Untangled arose from a search for ethical human hair extensions. “We ended up finding out there’s no regulations or standards for human hair exensions,” says Johnson. Lacking regulation, the hair extension industry is riddled with exploitative practices. Poor women often in devastated conflict zones are attacked and their hair is cut off or they’re paid a pittance to fuel a multibillion-dollar global trade. Johnson says, “There’s a lot of abuse that happens when it comes to sourcing human hair extensions. Untangled came from a need to educate people. It’s a passion for us.”
Untangled’s synthetic hair extensions range mostly from $55 to $75 depending on the length, weight and color. “We went through numerous manufacturers to find high-end synthetic fiber hair extensions. They can be heated, which means you can use your hair tools on them, and they don’t feel plasticky and fake,” says Johnson, adding the brand’s target demographic is women aged 24- to 35-years-old. “These women don’t know where their hair extensions are coming from, and they don’t want to be part of the problem, they want to be part of the solution. We just want to make a difference. Even if we could change the way 10 people are buying hair extensions, we will take those 10 people any day.”

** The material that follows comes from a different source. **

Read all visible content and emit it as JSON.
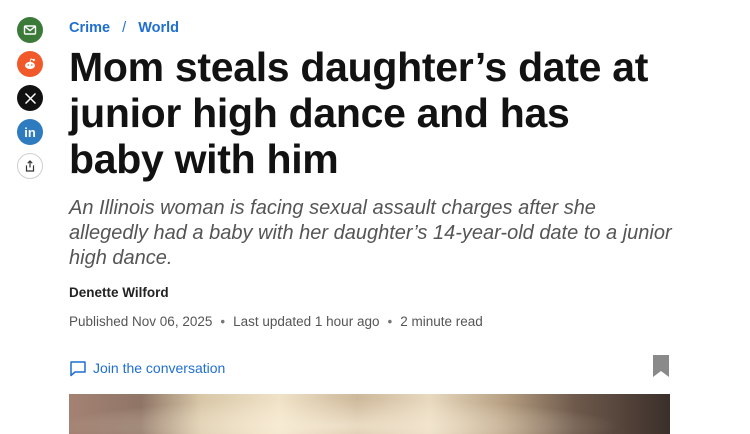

Basis crafted Ivy Leaf’s and Untangled’s packaging to look good at the times their products aren’t in use. The designers Annie Grandon and Jamison Reisbeck gave Ivf Leaf abstract patterns in black, and muted blue and blush. “We didn’t want every package to be printed the exact same,” explains Johnson. “Everybody is different, and we want people to feel they are beautiful regardless of who you are, and we don’t want people to feel they have to conform to a specific type of person.”
“There was this period where people were saying retail is dead, but I generally don’t believe that, and I have never believed that.”

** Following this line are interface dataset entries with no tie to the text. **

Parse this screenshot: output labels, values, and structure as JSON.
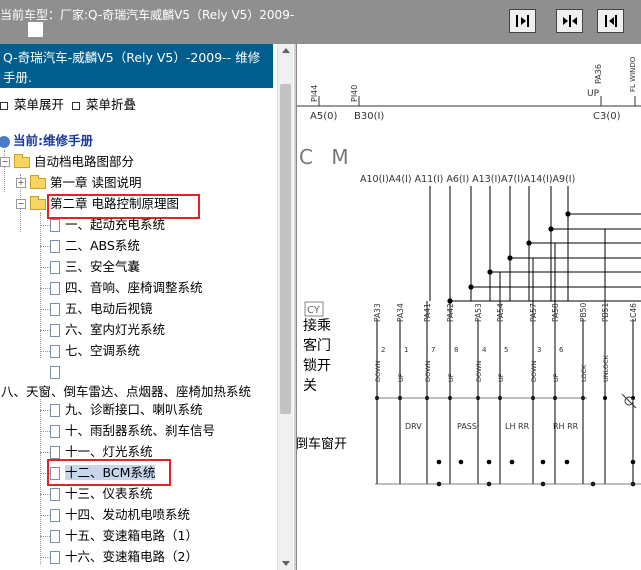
{
  "header": {
    "car_label": "当前车型：",
    "car_name": "厂家:Q-奇瑞汽车威麟V5（Rely V5）2009-",
    "buttons": [
      "expand-left",
      "split-both",
      "expand-right"
    ]
  },
  "left_panel": {
    "title": "Q-奇瑞汽车-威麟V5（Rely V5）-2009-- 维修手册.",
    "expand_all": "菜单展开",
    "collapse_all": "菜单折叠",
    "root": "当前:维修手册",
    "tree": [
      {
        "label": "自动档电路图部分",
        "type": "folder",
        "toggle": "−"
      },
      {
        "label": "第一章 读图说明",
        "type": "folder",
        "toggle": "+"
      },
      {
        "label": "第二章 电路控制原理图",
        "type": "folder",
        "toggle": "−",
        "highlight": true
      },
      {
        "label": "一、起动充电系统",
        "type": "doc"
      },
      {
        "label": "二、ABS系统",
        "type": "doc"
      },
      {
        "label": "三、安全气囊",
        "type": "doc"
      },
      {
        "label": "四、音响、座椅调整系统",
        "type": "doc"
      },
      {
        "label": "五、电动后视镜",
        "type": "doc"
      },
      {
        "label": "六、室内灯光系统",
        "type": "doc"
      },
      {
        "label": "七、空调系统",
        "type": "doc"
      },
      {
        "label": "",
        "type": "doc"
      },
      {
        "label": "八、天窗、倒车雷达、点烟器、座椅加热系统",
        "type": "text"
      },
      {
        "label": "九、诊断接口、喇叭系统",
        "type": "doc"
      },
      {
        "label": "十、雨刮器系统、刹车信号",
        "type": "doc"
      },
      {
        "label": "十一、灯光系统",
        "type": "doc"
      },
      {
        "label": "十二、BCM系统",
        "type": "doc",
        "selected": true,
        "highlight": true
      },
      {
        "label": "十三、仪表系统",
        "type": "doc"
      },
      {
        "label": "十四、发动机电喷系统",
        "type": "doc"
      },
      {
        "label": "十五、变速箱电路（1）",
        "type": "doc"
      },
      {
        "label": "十六、变速箱电路（2）",
        "type": "doc"
      }
    ]
  },
  "diagram": {
    "top_pins": [
      "PI44",
      "PI40",
      "PA36",
      "FL WINDO"
    ],
    "top_conn": [
      "A5(0)",
      "B30(I)",
      "UP",
      "C3(0)"
    ],
    "cm_label": "C M",
    "bus_labels": "A10(I)A4(I) A11(I) A6(I) A13(I)A7(I)A14(I)A9(I)",
    "cy_label": "CY",
    "side_text": [
      "接乘",
      "客门",
      "锁开",
      "关"
    ],
    "bottom_left_text": "倒车窗开",
    "pins": [
      "PA33",
      "PA34",
      "PA41",
      "PA42",
      "PA53",
      "PA54",
      "PA57",
      "PA58",
      "PB50",
      "PB51",
      "LC46"
    ],
    "pin_nums": [
      "2",
      "1",
      "7",
      "8",
      "4",
      "5",
      "3",
      "6"
    ],
    "pin_states": [
      "DOWN",
      "UP",
      "DOWN",
      "UP",
      "DOWN",
      "UP",
      "DOWN",
      "UP",
      "LOCK",
      "UNLOCK"
    ],
    "switch_labels": [
      "DRV",
      "PASS",
      "LH RR",
      "RH RR"
    ]
  }
}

Untangled’s synthetic hair extensions arrive at customers’ homes in clear, grayish blue or yellow zipped bags that can be held up to the head prior to opening. Once they’re opened, the extensions can’t be returned. They are shipped in a hard, yellow magnetic box for storage. “We want women to feel comfortable leaving it out and not to worry about hiding it if guests come over,” says Johnson. Reisbeck collaborated with designer Tara Avery on Untangled’s packaging.
Aimed at consumers 30-years-old and above, The Core has its collagen powders, BHB capsules, and hair, skin and nail gummies available on Amazon for $25 to $45. AutoBrush is on Amazon, too, and Untangled and Ivy Leaf will enter the Amazon fray, but The Core has the strongest focus on Amazon among the brands. “For any brand, if you are not on Amazon or trying to be on Amazon, you are not doing it right,” says Johnson. “Other brands who are your competitors can bid on your key words and get your business, so you might as well be there.”
E-commerce and social media are certainly Basis’s expertise, and the firm is ramping up its micro-influencer program to spread the word about Untangled and Ivy Leaf. However, Johnson envisions the brands having extensive retail presences to complement their digital operations. She points to the retailers Sephora, Ulta Beauty, Anthropologie and Free People, and subscription boxes Birchbox, Ipsy and FabFitFun as on Ivy Leaf’s distribution wish list.
“I’ve been in the e-commerce world now for nine years, and there was this period where people were saying retail is dead, but I generally don’t believe that, and I have never believed that,” says Johnson. “Do I believe the best strategy for these brands is strictly online or in retail? No, it’s going to be a combination of the two. You will always find people who prefer to shop in store versus online.”